If a line of the data below holds the string "sort", copy it.

▶ _Data provided_:

• • • •

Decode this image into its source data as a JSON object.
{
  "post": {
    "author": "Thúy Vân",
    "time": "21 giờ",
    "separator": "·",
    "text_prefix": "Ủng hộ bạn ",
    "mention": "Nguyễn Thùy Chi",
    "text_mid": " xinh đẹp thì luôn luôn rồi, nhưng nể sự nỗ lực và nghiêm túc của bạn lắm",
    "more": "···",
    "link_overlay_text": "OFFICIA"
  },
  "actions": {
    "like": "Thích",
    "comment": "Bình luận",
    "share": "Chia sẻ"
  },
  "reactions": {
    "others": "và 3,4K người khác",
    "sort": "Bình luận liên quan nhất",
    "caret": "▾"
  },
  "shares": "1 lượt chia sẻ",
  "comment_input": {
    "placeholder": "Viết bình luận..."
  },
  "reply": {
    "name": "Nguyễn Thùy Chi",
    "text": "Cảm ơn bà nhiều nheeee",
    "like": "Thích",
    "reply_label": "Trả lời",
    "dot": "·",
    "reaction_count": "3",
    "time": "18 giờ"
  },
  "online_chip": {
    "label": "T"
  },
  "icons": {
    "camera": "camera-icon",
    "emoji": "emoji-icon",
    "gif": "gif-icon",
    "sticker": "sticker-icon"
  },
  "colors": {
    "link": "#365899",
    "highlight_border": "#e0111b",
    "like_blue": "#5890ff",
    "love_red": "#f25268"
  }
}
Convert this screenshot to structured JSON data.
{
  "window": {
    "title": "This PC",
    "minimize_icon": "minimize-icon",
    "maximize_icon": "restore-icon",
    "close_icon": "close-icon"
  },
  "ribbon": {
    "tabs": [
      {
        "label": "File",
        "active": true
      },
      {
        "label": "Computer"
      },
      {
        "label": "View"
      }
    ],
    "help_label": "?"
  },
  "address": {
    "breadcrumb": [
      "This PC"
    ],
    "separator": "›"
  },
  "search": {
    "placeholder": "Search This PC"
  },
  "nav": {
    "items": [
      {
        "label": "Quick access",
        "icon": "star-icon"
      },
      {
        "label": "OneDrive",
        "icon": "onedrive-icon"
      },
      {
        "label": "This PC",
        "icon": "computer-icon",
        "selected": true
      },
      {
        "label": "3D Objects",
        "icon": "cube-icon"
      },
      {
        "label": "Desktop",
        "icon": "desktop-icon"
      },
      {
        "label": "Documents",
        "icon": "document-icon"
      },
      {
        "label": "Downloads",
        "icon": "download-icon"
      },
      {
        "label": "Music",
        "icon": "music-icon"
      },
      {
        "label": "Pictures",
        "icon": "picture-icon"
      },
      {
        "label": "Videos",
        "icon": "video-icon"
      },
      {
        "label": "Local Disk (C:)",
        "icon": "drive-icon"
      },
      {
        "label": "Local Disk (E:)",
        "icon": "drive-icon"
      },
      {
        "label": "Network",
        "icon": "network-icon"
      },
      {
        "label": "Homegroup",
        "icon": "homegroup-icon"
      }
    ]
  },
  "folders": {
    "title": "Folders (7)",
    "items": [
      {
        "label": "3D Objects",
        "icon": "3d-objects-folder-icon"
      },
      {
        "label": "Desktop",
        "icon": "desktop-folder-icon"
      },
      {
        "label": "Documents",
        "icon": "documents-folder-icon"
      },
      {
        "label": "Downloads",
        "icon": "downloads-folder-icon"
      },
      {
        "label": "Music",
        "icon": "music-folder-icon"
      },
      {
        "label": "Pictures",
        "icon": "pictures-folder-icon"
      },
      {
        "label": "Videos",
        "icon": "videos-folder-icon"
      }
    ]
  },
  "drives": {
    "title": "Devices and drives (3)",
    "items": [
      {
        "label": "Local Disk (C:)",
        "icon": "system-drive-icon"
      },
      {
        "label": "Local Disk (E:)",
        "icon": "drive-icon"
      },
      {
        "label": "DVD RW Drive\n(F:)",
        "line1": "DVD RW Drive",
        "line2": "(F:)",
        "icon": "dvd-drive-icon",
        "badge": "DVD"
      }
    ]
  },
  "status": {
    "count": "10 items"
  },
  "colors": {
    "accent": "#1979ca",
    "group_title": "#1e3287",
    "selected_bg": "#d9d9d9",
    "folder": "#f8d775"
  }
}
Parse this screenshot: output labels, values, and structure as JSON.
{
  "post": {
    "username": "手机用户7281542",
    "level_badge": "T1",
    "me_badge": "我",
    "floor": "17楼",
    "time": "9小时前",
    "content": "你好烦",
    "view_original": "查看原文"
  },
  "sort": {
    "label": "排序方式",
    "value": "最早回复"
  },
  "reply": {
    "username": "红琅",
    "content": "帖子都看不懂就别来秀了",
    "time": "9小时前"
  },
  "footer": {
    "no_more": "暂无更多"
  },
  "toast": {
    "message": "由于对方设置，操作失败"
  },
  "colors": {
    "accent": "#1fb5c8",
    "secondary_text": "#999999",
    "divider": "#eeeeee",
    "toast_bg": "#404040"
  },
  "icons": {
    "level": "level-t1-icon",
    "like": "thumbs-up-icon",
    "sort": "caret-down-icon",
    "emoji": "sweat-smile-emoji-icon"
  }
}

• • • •

▶ _Finished task_:
    "sort": "Bình luận liên quan nhất",
  "sort": {
    "sort": "caret-down-icon",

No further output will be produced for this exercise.